MATERIAL PROVIDED:
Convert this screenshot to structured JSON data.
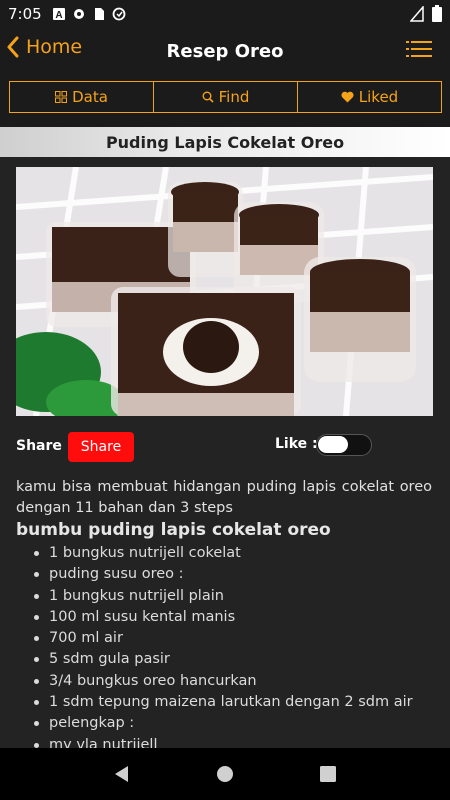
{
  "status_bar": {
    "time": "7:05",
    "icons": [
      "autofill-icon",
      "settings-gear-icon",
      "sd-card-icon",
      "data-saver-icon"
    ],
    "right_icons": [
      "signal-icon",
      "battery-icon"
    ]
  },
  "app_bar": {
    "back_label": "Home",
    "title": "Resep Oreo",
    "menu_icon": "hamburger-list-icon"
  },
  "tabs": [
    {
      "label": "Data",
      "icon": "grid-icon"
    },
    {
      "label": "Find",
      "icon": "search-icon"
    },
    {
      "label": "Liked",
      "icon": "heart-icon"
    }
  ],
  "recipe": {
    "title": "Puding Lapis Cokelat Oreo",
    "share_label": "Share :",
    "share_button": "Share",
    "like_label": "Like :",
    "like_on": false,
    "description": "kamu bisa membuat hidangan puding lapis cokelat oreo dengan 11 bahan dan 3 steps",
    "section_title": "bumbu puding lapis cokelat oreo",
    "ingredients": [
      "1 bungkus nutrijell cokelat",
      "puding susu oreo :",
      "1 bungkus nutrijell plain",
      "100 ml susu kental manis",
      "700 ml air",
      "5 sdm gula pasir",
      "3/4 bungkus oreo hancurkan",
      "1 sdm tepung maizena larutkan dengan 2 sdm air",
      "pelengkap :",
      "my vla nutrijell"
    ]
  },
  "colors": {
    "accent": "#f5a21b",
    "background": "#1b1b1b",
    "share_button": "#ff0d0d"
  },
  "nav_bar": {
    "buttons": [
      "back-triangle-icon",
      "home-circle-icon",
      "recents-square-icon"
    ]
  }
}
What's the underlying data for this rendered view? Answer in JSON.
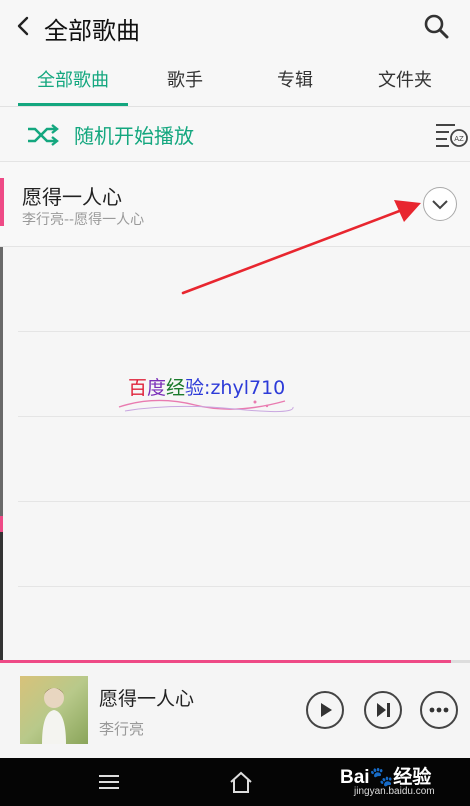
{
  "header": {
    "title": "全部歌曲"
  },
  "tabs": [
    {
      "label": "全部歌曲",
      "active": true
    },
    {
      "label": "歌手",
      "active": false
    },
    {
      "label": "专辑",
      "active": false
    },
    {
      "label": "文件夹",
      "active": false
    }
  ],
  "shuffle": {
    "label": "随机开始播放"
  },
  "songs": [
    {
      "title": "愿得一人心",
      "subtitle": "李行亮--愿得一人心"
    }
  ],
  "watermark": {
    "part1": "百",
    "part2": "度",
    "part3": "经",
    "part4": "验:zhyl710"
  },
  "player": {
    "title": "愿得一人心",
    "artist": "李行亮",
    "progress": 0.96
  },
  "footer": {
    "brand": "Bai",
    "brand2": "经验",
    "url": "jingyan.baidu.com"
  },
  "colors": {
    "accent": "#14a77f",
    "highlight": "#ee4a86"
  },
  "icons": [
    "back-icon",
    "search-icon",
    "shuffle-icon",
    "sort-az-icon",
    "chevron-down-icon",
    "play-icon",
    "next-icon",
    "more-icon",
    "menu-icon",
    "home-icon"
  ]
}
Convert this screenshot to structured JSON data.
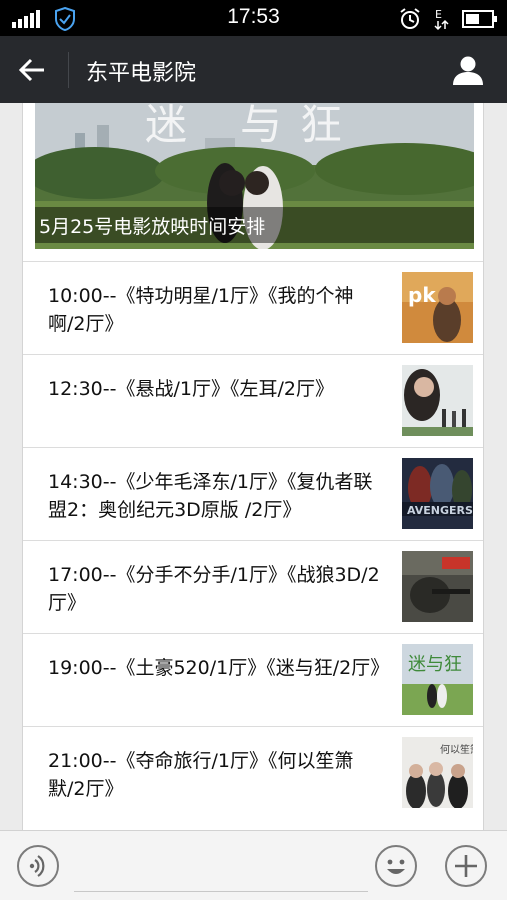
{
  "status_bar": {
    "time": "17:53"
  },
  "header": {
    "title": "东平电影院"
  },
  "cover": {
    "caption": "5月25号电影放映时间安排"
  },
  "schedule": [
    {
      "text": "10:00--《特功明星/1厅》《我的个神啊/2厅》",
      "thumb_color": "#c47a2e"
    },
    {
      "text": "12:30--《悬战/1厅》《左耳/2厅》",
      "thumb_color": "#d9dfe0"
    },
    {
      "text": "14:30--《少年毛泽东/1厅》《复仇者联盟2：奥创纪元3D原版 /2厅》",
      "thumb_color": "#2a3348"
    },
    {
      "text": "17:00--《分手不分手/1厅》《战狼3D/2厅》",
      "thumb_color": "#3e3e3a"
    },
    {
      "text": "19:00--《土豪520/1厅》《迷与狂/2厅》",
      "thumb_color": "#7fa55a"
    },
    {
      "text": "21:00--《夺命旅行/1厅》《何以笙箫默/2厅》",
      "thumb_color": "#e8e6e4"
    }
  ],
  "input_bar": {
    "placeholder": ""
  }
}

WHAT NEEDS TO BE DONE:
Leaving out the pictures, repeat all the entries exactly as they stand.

FINISHED EXERCISE:
Convert this screenshot to structured JSON data.
{
  "status_bar": {
    "time": "7:05",
    "icons": [
      "autofill-icon",
      "settings-gear-icon",
      "sd-card-icon",
      "data-saver-icon"
    ],
    "right_icons": [
      "signal-icon",
      "battery-icon"
    ]
  },
  "app_bar": {
    "back_label": "Home",
    "title": "Resep Oreo",
    "menu_icon": "hamburger-list-icon"
  },
  "tabs": [
    {
      "label": "Data",
      "icon": "grid-icon"
    },
    {
      "label": "Find",
      "icon": "search-icon"
    },
    {
      "label": "Liked",
      "icon": "heart-icon"
    }
  ],
  "recipe": {
    "title": "Puding Lapis Cokelat Oreo",
    "share_label": "Share :",
    "share_button": "Share",
    "like_label": "Like :",
    "like_on": false,
    "description": "kamu bisa membuat hidangan puding lapis cokelat oreo dengan 11 bahan dan 3 steps",
    "section_title": "bumbu puding lapis cokelat oreo",
    "ingredients": [
      "1 bungkus nutrijell cokelat",
      "puding susu oreo :",
      "1 bungkus nutrijell plain",
      "100 ml susu kental manis",
      "700 ml air",
      "5 sdm gula pasir",
      "3/4 bungkus oreo hancurkan",
      "1 sdm tepung maizena larutkan dengan 2 sdm air",
      "pelengkap :",
      "my vla nutrijell"
    ]
  },
  "colors": {
    "accent": "#f5a21b",
    "background": "#1b1b1b",
    "share_button": "#ff0d0d"
  },
  "nav_bar": {
    "buttons": [
      "back-triangle-icon",
      "home-circle-icon",
      "recents-square-icon"
    ]
  }
}
What's the underlying data for this rendered view? Answer in JSON.
{
  "header": {
    "title": "全部歌曲"
  },
  "tabs": [
    {
      "label": "全部歌曲",
      "active": true
    },
    {
      "label": "歌手",
      "active": false
    },
    {
      "label": "专辑",
      "active": false
    },
    {
      "label": "文件夹",
      "active": false
    }
  ],
  "shuffle": {
    "label": "随机开始播放"
  },
  "songs": [
    {
      "title": "愿得一人心",
      "subtitle": "李行亮--愿得一人心"
    }
  ],
  "watermark": {
    "part1": "百",
    "part2": "度",
    "part3": "经",
    "part4": "验:zhyl710"
  },
  "player": {
    "title": "愿得一人心",
    "artist": "李行亮",
    "progress": 0.96
  },
  "footer": {
    "brand": "Bai",
    "brand2": "经验",
    "url": "jingyan.baidu.com"
  },
  "colors": {
    "accent": "#14a77f",
    "highlight": "#ee4a86"
  },
  "icons": [
    "back-icon",
    "search-icon",
    "shuffle-icon",
    "sort-az-icon",
    "chevron-down-icon",
    "play-icon",
    "next-icon",
    "more-icon",
    "menu-icon",
    "home-icon"
  ]
}
Convert this screenshot to structured JSON data.
{
  "status_bar": {
    "time": "17:53"
  },
  "header": {
    "title": "东平电影院"
  },
  "cover": {
    "caption": "5月25号电影放映时间安排"
  },
  "schedule": [
    {
      "text": "10:00--《特功明星/1厅》《我的个神啊/2厅》",
      "thumb_color": "#c47a2e"
    },
    {
      "text": "12:30--《悬战/1厅》《左耳/2厅》",
      "thumb_color": "#d9dfe0"
    },
    {
      "text": "14:30--《少年毛泽东/1厅》《复仇者联盟2：奥创纪元3D原版 /2厅》",
      "thumb_color": "#2a3348"
    },
    {
      "text": "17:00--《分手不分手/1厅》《战狼3D/2厅》",
      "thumb_color": "#3e3e3a"
    },
    {
      "text": "19:00--《土豪520/1厅》《迷与狂/2厅》",
      "thumb_color": "#7fa55a"
    },
    {
      "text": "21:00--《夺命旅行/1厅》《何以笙箫默/2厅》",
      "thumb_color": "#e8e6e4"
    }
  ],
  "input_bar": {
    "placeholder": ""
  }
}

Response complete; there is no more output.